▶ **REQUIRED ACTION**
Your copy should match the listing below exactly, except that it holds no images.

▶ **INPUT DATA**
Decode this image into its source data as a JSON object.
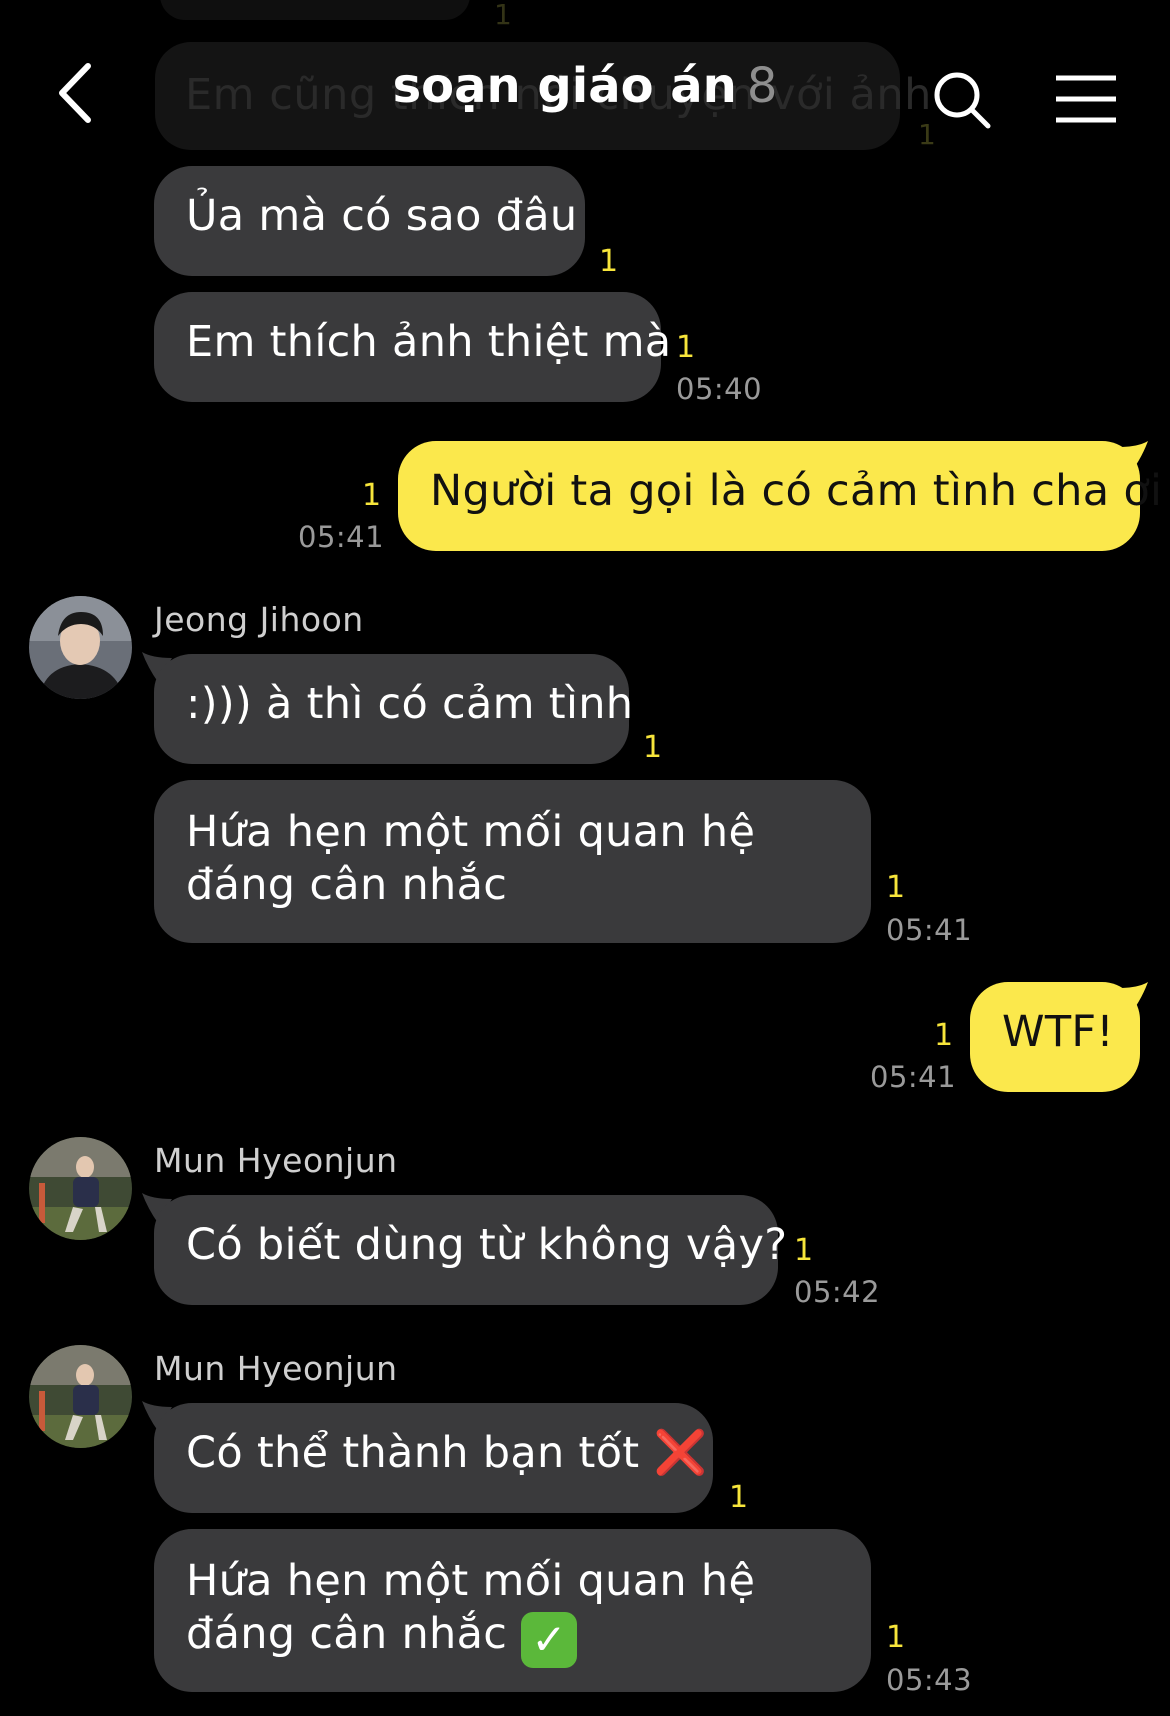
{
  "header": {
    "title": "soạn giáo án",
    "member_count": "8"
  },
  "ghost": {
    "text": "Em cũng thích nói chuyện với ảnh",
    "count": "1",
    "top_count": "1"
  },
  "messages": [
    {
      "text": "Ủa mà có sao đâu",
      "unread": "1"
    },
    {
      "text": "Em thích ảnh thiệt mà",
      "unread": "1",
      "time": "05:40"
    },
    {
      "text": "Người ta gọi là có cảm tình cha ơi",
      "unread": "1",
      "time": "05:41"
    },
    {
      "sender": "Jeong Jihoon",
      "text": ":))) à thì có cảm tình",
      "unread": "1"
    },
    {
      "text": "Hứa hẹn một mối quan hệ đáng cân nhắc",
      "unread": "1",
      "time": "05:41"
    },
    {
      "text": "WTF!",
      "unread": "1",
      "time": "05:41"
    },
    {
      "sender": "Mun Hyeonjun",
      "text": "Có biết dùng từ không vậy?",
      "unread": "1",
      "time": "05:42"
    },
    {
      "sender": "Mun Hyeonjun",
      "text": "Có thể thành bạn tốt",
      "emoji": "❌",
      "unread": "1"
    },
    {
      "text": "Hứa hẹn một mối quan hệ đáng cân nhắc",
      "emoji": "✓",
      "unread": "1",
      "time": "05:43"
    }
  ],
  "icons": [
    "back-chevron-icon",
    "search-icon",
    "menu-icon",
    "cross-mark-emoji",
    "check-mark-emoji"
  ],
  "colors": {
    "outgoing": "#fbe84c",
    "incoming": "#3a3a3c",
    "unread": "#f7e53b"
  }
}
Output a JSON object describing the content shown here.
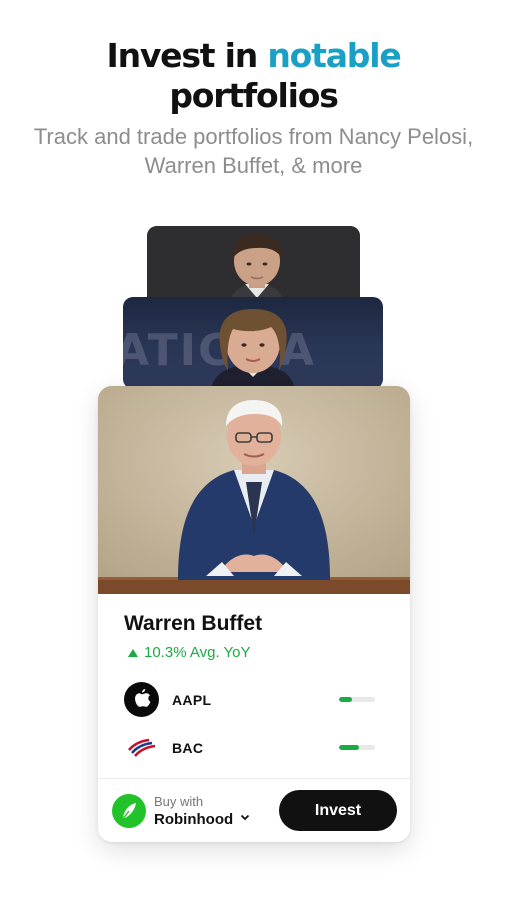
{
  "header": {
    "title_part1": "Invest in ",
    "title_accent": "notable",
    "title_part2": "portfolios",
    "subtitle": "Track and trade portfolios from Nancy Pelosi, Warren Buffet, & more",
    "accent_color": "#1aa0c4"
  },
  "cards_stack": {
    "back_card_1": {
      "icon": "person-portrait"
    },
    "back_card_2": {
      "icon": "person-portrait",
      "background_text": "ATIC PA"
    }
  },
  "featured_portfolio": {
    "name": "Warren Buffet",
    "performance": "10.3% Avg. YoY",
    "performance_color": "#1cab43",
    "holdings": [
      {
        "ticker": "AAPL",
        "icon": "apple-logo-icon",
        "weight": 0.35
      },
      {
        "ticker": "BAC",
        "icon": "bank-of-america-logo-icon",
        "weight": 0.55
      }
    ]
  },
  "footer": {
    "buy_with_label": "Buy with",
    "broker": "Robinhood",
    "broker_icon": "robinhood-feather-icon",
    "invest_label": "Invest"
  }
}
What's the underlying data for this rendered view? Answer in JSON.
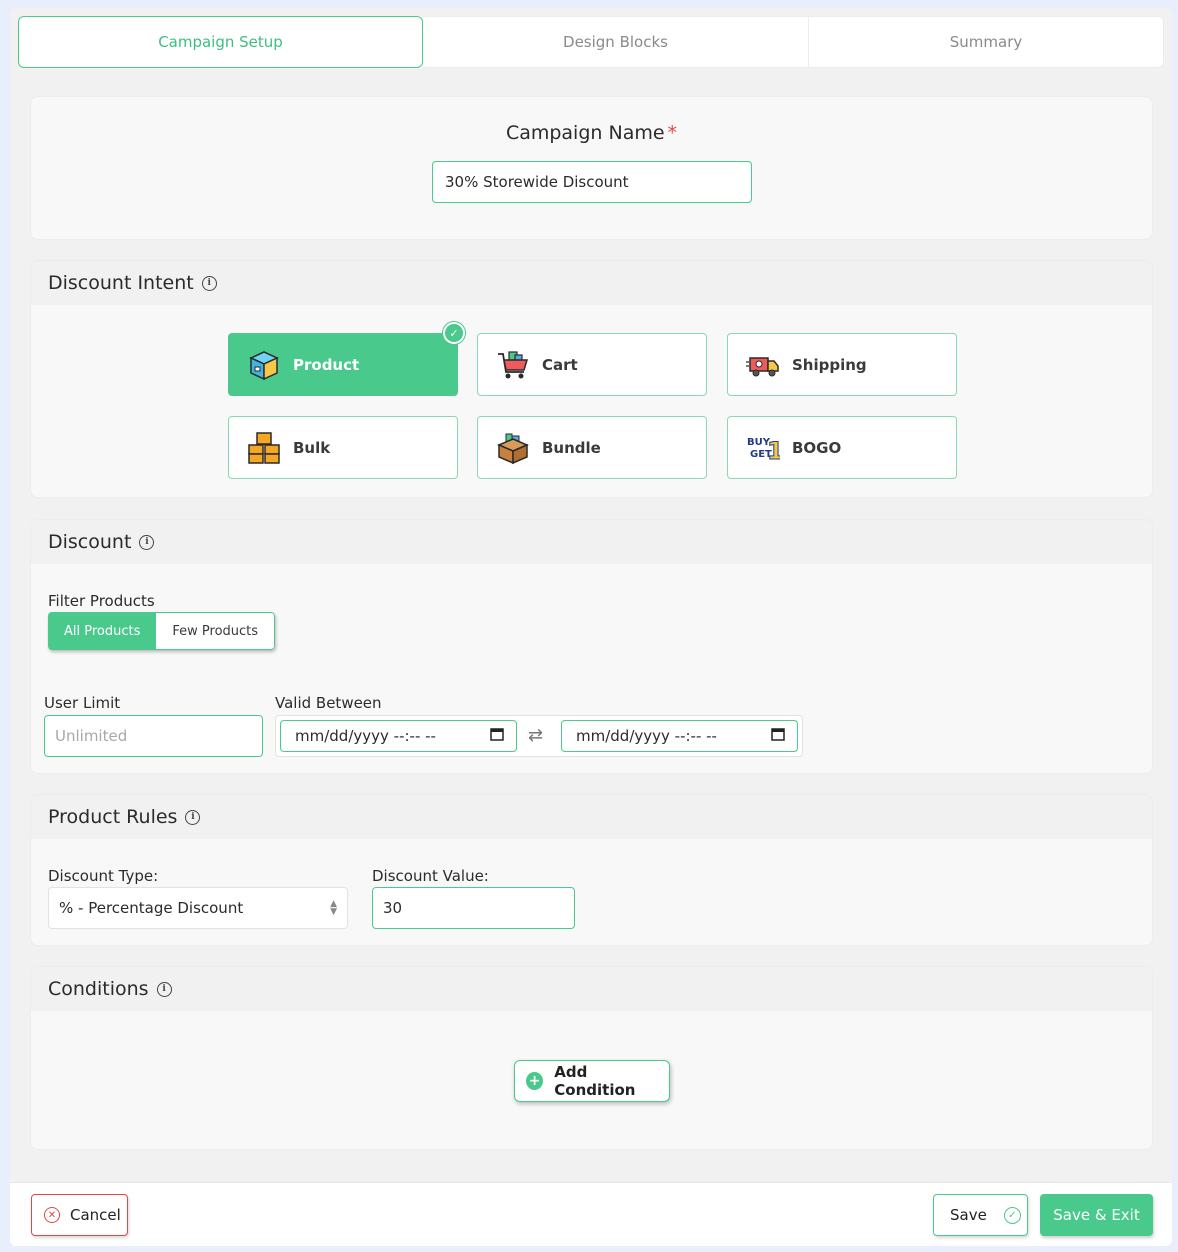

▶ **WRITTEN SOLUTION**
Decode this image into its source data as a JSON object.
{
  "header": {
    "title": "soạn giáo án",
    "member_count": "8"
  },
  "ghost": {
    "text": "Em cũng thích nói chuyện với ảnh",
    "count": "1",
    "top_count": "1"
  },
  "messages": [
    {
      "text": "Ủa mà có sao đâu",
      "unread": "1"
    },
    {
      "text": "Em thích ảnh thiệt mà",
      "unread": "1",
      "time": "05:40"
    },
    {
      "text": "Người ta gọi là có cảm tình cha ơi",
      "unread": "1",
      "time": "05:41"
    },
    {
      "sender": "Jeong Jihoon",
      "text": ":))) à thì có cảm tình",
      "unread": "1"
    },
    {
      "text": "Hứa hẹn một mối quan hệ đáng cân nhắc",
      "unread": "1",
      "time": "05:41"
    },
    {
      "text": "WTF!",
      "unread": "1",
      "time": "05:41"
    },
    {
      "sender": "Mun Hyeonjun",
      "text": "Có biết dùng từ không vậy?",
      "unread": "1",
      "time": "05:42"
    },
    {
      "sender": "Mun Hyeonjun",
      "text": "Có thể thành bạn tốt",
      "emoji": "❌",
      "unread": "1"
    },
    {
      "text": "Hứa hẹn một mối quan hệ đáng cân nhắc",
      "emoji": "✓",
      "unread": "1",
      "time": "05:43"
    }
  ],
  "icons": [
    "back-chevron-icon",
    "search-icon",
    "menu-icon",
    "cross-mark-emoji",
    "check-mark-emoji"
  ],
  "colors": {
    "outgoing": "#fbe84c",
    "incoming": "#3a3a3c",
    "unread": "#f7e53b"
  }
}
Output a JSON object describing the content shown here.
{
  "header": {
    "title_part1": "Invest in ",
    "title_accent": "notable",
    "title_part2": "portfolios",
    "subtitle": "Track and trade portfolios from Nancy Pelosi, Warren Buffet, & more",
    "accent_color": "#1aa0c4"
  },
  "cards_stack": {
    "back_card_1": {
      "icon": "person-portrait"
    },
    "back_card_2": {
      "icon": "person-portrait",
      "background_text": "ATIC PA"
    }
  },
  "featured_portfolio": {
    "name": "Warren Buffet",
    "performance": "10.3% Avg. YoY",
    "performance_color": "#1cab43",
    "holdings": [
      {
        "ticker": "AAPL",
        "icon": "apple-logo-icon",
        "weight": 0.35
      },
      {
        "ticker": "BAC",
        "icon": "bank-of-america-logo-icon",
        "weight": 0.55
      }
    ]
  },
  "footer": {
    "buy_with_label": "Buy with",
    "broker": "Robinhood",
    "broker_icon": "robinhood-feather-icon",
    "invest_label": "Invest"
  }
}
What's the underlying data for this rendered view? Answer in JSON.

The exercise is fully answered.